[Items from an interface collection]

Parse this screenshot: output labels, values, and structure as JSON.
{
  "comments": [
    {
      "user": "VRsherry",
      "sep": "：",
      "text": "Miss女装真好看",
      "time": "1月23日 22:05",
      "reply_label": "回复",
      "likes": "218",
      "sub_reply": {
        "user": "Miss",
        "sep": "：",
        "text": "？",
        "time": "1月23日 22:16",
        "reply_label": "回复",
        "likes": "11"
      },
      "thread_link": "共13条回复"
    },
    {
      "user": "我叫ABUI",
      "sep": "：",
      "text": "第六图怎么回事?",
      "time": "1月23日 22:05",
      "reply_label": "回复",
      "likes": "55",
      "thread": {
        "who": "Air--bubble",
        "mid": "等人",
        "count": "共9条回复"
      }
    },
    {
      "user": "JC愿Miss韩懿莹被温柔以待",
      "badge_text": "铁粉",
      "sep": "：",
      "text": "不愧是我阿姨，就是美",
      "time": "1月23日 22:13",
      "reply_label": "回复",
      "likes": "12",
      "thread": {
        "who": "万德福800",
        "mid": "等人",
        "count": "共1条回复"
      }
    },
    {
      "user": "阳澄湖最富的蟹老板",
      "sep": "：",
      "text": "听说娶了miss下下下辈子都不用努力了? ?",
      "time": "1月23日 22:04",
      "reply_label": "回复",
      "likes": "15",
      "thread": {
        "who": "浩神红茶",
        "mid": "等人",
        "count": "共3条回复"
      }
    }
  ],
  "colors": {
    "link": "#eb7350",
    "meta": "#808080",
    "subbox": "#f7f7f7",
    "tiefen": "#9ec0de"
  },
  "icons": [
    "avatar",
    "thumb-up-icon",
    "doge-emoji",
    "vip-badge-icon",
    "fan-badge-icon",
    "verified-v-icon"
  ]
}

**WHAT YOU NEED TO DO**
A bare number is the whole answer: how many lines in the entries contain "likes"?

**RESPONSE**
5